By Joyce Ann L. Rocamora

West Philippine Sea (File photo courtesy of PTV-4)

MANILA — The European Union and 16 other countries have renewed support for the 2016 Arbitral Ruling that invalidated China’s sweeping claims over the resource-rich South China Sea.

In a statement issued on July 11, the eve of the decision’s seventh anniversary, the EU Delegation in Manila and the embassies of Belgium, Czechia, Denmark, Germany, Ireland, Greece, Spain, France, Italy, Netherlands, Poland, Austria, Romania, Slovakia, Finland and Sweden encouraged parties to see the decision as a potential basis for peaceful dispute resolution on the sea lane.

“The Award of the Arbitral Tribunal is a significant milestone, which is legally binding upon the parties to those proceedings, and a useful basis for peacefully resolving disputes between the parties,” it read.

“The EU reiterates the fundamental importance of upholding the freedoms, rights and duties established in UNCLOS (United Nations Convention on the Law of the Sea), in particular the freedoms of navigation and overflight,” it added.

The Permanent Court of Arbitration (PCA) issued its decision on July 12, 2016 and ruled that China’s claim of historic rights to resources within its so-called nine-dash line had no basis in law.

The decision, which upheld the Philippines’ sovereign rights and jurisdiction in its exclusive economic zone (EEZ), serves as the “twin anchors” of Manila’s policy and actions over the West Philippine Sea, which is the official designation by the government to the parts of the South China Sea that are included in the country’s EEZ.

In its statement, the EU reaffirmed its commitment to secure, free and open maritime supply routes in the Indo-Pacific, “in full compliance with international law, as reflected in UNCLOS, in the interest of all”.

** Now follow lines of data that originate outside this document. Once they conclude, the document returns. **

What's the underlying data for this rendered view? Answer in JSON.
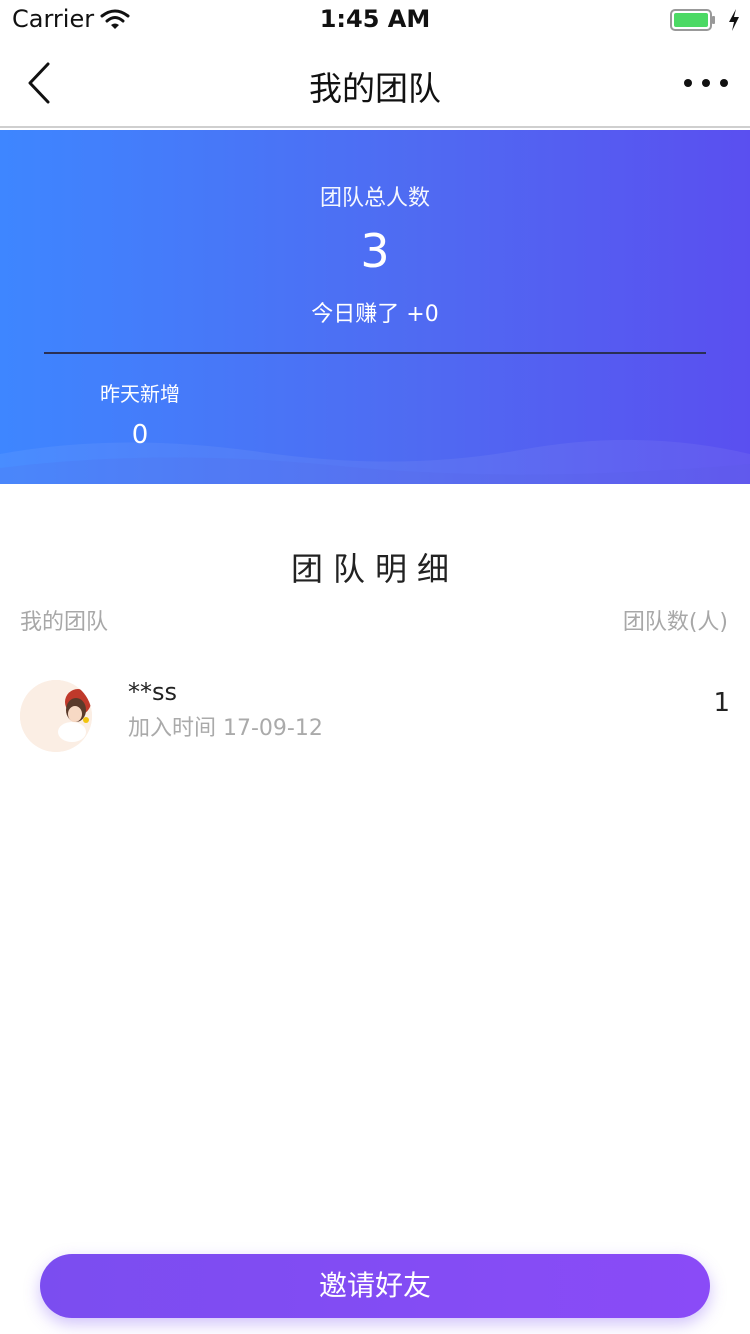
{
  "status_bar": {
    "carrier": "Carrier",
    "time": "1:45 AM",
    "battery_color": "#4cd964"
  },
  "nav": {
    "title": "我的团队"
  },
  "banner": {
    "total_label": "团队总人数",
    "total_value": "3",
    "today_text": "今日赚了 +0",
    "yesterday_label": "昨天新增",
    "yesterday_value": "0",
    "gradient_start": "#3e86ff",
    "gradient_end": "#5a4ff0"
  },
  "detail": {
    "title": "团队明细",
    "col_left": "我的团队",
    "col_right": "团队数(人)",
    "members": [
      {
        "name": "**ss",
        "joined": "加入时间 17-09-12",
        "count": "1"
      }
    ]
  },
  "invite": {
    "label": "邀请好友",
    "color": "#8a4bf7"
  }
}
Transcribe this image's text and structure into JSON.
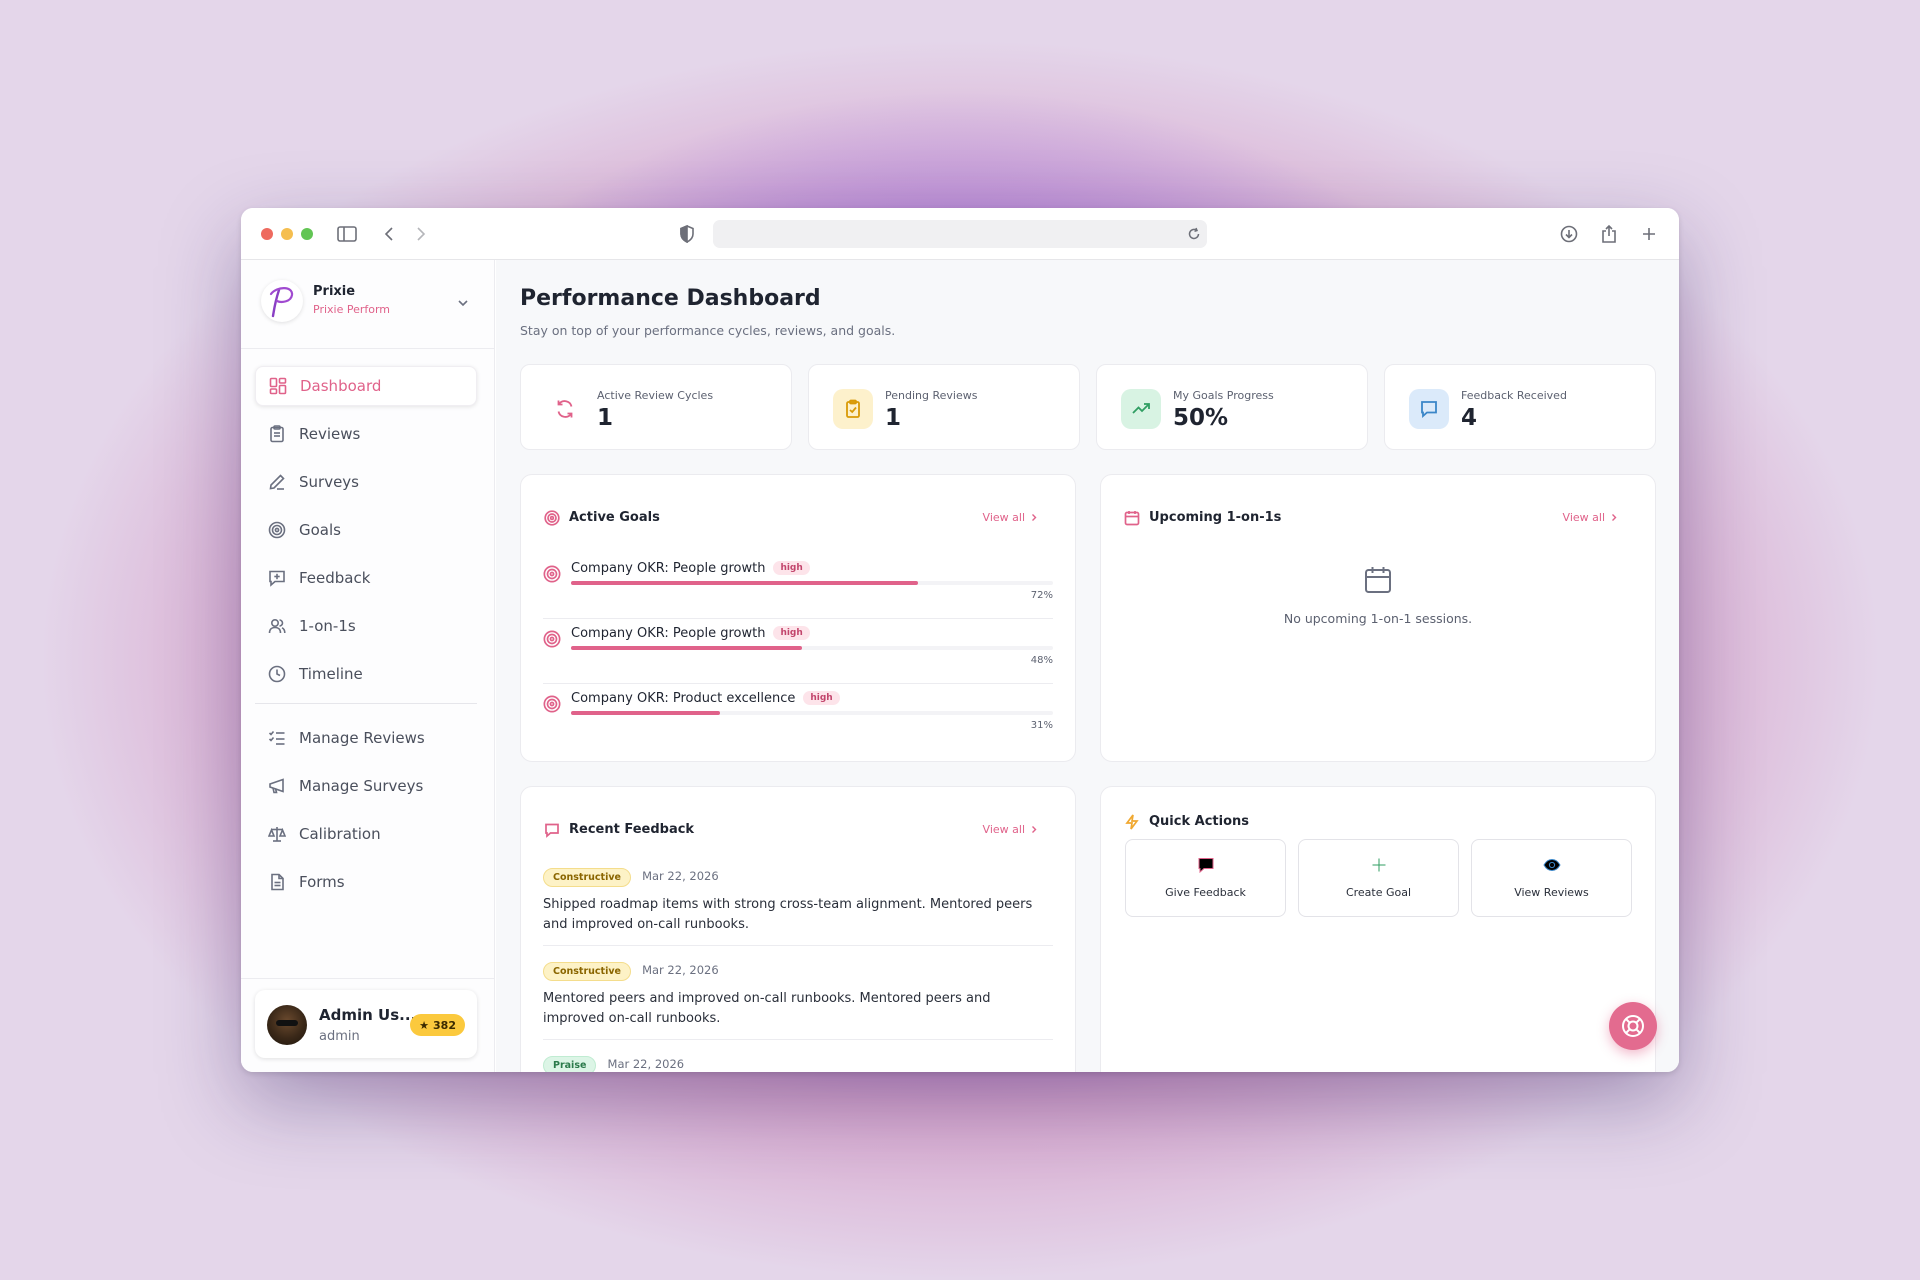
{
  "browser": {
    "url": ""
  },
  "brand": {
    "name": "Prixie",
    "subtitle": "Prixie Perform"
  },
  "nav": {
    "items": [
      {
        "label": "Dashboard",
        "icon": "grid-icon",
        "active": true
      },
      {
        "label": "Reviews",
        "icon": "clipboard-icon"
      },
      {
        "label": "Surveys",
        "icon": "pen-icon"
      },
      {
        "label": "Goals",
        "icon": "target-icon"
      },
      {
        "label": "Feedback",
        "icon": "message-plus-icon"
      },
      {
        "label": "1-on-1s",
        "icon": "users-icon"
      },
      {
        "label": "Timeline",
        "icon": "clock-icon"
      }
    ],
    "admin_items": [
      {
        "label": "Manage Reviews",
        "icon": "list-checks-icon"
      },
      {
        "label": "Manage Surveys",
        "icon": "megaphone-icon"
      },
      {
        "label": "Calibration",
        "icon": "scale-icon"
      },
      {
        "label": "Forms",
        "icon": "file-icon"
      }
    ]
  },
  "user": {
    "name": "Admin Us...",
    "role": "admin",
    "points": "382"
  },
  "page": {
    "title": "Performance Dashboard",
    "subtitle": "Stay on top of your performance cycles, reviews, and goals."
  },
  "stats": [
    {
      "label": "Active Review Cycles",
      "value": "1",
      "icon": "refresh-icon",
      "color": "#e0628a",
      "bg": "#ffffff"
    },
    {
      "label": "Pending Reviews",
      "value": "1",
      "icon": "clipboard-check-icon",
      "color": "#d99a06",
      "bg": "#fdf1cc"
    },
    {
      "label": "My Goals Progress",
      "value": "50%",
      "icon": "trending-up-icon",
      "color": "#2f9e62",
      "bg": "#d8f3e3"
    },
    {
      "label": "Feedback Received",
      "value": "4",
      "icon": "message-icon",
      "color": "#3a86c8",
      "bg": "#dbeafa"
    }
  ],
  "active_goals": {
    "title": "Active Goals",
    "view_all": "View all",
    "items": [
      {
        "name": "Company OKR: People growth",
        "priority": "high",
        "progress": 72,
        "progress_label": "72%"
      },
      {
        "name": "Company OKR: People growth",
        "priority": "high",
        "progress": 48,
        "progress_label": "48%"
      },
      {
        "name": "Company OKR: Product excellence",
        "priority": "high",
        "progress": 31,
        "progress_label": "31%"
      }
    ]
  },
  "upcoming": {
    "title": "Upcoming 1-on-1s",
    "view_all": "View all",
    "empty": "No upcoming 1-on-1 sessions."
  },
  "recent_feedback": {
    "title": "Recent Feedback",
    "view_all": "View all",
    "items": [
      {
        "type": "Constructive",
        "date": "Mar 22, 2026",
        "text": "Shipped roadmap items with strong cross-team alignment. Mentored peers and improved on-call runbooks."
      },
      {
        "type": "Constructive",
        "date": "Mar 22, 2026",
        "text": "Mentored peers and improved on-call runbooks. Mentored peers and improved on-call runbooks."
      },
      {
        "type": "Praise",
        "date": "Mar 22, 2026",
        "text": ""
      }
    ]
  },
  "quick_actions": {
    "title": "Quick Actions",
    "buttons": [
      {
        "label": "Give Feedback",
        "icon": "message-icon",
        "color": "#e0628a"
      },
      {
        "label": "Create Goal",
        "icon": "plus-icon",
        "color": "#2f9e62"
      },
      {
        "label": "View Reviews",
        "icon": "eye-icon",
        "color": "#3a86c8"
      }
    ]
  },
  "colors": {
    "accent": "#e0628a",
    "points_badge": "#fbc93d"
  }
}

In addition, it supported the swift conclusion of talks on an effective Code of Conduct between the Association of Southeast Asian Nations and China and called for it to be fully compatible with UNCLOS while respecting the rights of third parties. (PNA)